• WORK INSTRUCTION:
Only a number is expected here: the count of lines in the data that contain "true".

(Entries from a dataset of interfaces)
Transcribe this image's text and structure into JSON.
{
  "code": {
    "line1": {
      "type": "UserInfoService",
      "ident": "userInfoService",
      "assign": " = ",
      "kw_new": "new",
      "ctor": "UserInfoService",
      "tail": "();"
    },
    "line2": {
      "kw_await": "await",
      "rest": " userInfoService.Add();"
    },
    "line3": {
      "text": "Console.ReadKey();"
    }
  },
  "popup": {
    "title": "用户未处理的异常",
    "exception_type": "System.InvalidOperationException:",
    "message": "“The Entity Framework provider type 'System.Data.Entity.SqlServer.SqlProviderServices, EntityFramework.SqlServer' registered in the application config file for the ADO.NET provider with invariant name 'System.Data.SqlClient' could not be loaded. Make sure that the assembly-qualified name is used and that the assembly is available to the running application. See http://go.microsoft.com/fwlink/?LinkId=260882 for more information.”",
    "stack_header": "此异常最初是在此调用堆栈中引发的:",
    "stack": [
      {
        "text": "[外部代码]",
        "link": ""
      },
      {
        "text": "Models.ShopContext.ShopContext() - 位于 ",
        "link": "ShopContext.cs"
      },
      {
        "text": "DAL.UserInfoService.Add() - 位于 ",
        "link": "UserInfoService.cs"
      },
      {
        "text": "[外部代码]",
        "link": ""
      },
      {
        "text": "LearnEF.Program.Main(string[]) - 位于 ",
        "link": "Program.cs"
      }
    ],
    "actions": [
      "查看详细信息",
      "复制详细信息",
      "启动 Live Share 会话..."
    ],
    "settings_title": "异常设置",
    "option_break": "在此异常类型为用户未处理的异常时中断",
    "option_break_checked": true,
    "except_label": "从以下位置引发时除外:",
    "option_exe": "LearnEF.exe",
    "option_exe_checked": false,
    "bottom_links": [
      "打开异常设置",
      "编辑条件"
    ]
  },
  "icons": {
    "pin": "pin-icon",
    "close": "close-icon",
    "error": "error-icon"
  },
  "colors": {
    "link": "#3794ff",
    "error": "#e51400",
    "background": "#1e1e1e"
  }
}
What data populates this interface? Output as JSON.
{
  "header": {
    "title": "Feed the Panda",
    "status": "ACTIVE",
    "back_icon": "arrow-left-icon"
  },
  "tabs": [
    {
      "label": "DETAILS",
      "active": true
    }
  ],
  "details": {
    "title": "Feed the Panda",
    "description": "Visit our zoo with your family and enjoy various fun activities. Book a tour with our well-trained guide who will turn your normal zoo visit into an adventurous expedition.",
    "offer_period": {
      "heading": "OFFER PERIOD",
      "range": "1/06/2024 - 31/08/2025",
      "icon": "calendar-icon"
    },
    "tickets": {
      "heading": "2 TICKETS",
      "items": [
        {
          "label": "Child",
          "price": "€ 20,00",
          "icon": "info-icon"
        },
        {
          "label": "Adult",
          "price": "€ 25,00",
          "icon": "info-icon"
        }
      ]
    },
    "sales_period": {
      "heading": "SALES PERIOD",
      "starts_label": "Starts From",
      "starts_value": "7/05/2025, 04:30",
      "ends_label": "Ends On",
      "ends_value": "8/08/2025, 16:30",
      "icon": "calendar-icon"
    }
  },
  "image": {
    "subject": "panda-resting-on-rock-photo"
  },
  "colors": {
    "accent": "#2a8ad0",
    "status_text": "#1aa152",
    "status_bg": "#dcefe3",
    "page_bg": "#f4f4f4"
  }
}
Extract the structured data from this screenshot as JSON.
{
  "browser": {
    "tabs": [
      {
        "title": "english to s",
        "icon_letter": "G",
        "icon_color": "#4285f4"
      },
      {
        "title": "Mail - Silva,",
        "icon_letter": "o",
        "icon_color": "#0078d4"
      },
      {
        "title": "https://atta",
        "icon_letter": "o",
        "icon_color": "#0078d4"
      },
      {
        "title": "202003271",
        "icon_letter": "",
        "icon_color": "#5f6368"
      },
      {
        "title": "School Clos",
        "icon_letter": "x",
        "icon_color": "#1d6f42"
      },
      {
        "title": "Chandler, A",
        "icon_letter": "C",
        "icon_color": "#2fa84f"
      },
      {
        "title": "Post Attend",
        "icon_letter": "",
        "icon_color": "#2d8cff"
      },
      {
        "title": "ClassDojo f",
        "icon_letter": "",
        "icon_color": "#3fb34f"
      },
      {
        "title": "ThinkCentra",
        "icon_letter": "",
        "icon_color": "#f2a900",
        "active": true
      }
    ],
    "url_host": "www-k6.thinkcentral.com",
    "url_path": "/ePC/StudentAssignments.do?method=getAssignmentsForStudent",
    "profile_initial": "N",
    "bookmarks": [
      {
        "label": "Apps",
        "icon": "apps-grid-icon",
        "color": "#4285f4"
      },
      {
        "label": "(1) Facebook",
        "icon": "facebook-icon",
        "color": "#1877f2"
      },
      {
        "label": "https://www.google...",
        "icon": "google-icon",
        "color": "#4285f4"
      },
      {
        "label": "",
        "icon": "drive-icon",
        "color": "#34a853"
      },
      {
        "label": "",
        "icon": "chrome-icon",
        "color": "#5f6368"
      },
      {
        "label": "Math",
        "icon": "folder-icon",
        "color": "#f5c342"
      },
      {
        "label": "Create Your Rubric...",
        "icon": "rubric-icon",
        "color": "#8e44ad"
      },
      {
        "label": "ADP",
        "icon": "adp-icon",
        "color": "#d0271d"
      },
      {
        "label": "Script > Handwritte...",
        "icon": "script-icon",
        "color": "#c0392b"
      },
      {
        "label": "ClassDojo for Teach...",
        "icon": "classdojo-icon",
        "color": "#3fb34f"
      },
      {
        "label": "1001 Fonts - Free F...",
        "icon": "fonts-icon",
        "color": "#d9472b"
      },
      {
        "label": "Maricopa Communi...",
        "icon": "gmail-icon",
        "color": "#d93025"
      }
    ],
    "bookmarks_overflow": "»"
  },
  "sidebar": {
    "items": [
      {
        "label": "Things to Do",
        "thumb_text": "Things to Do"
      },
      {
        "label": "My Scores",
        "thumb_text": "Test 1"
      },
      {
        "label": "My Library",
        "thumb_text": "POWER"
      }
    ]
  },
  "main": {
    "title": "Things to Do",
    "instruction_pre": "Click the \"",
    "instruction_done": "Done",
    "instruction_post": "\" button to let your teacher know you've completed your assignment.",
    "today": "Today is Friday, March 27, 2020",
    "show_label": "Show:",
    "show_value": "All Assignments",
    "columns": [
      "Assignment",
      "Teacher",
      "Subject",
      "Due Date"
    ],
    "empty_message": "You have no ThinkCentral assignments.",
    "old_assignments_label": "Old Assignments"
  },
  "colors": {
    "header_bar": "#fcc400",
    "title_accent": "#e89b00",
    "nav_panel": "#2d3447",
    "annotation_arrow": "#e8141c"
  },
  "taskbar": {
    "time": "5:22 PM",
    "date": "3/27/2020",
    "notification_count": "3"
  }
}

• TASK OUTPUT:
3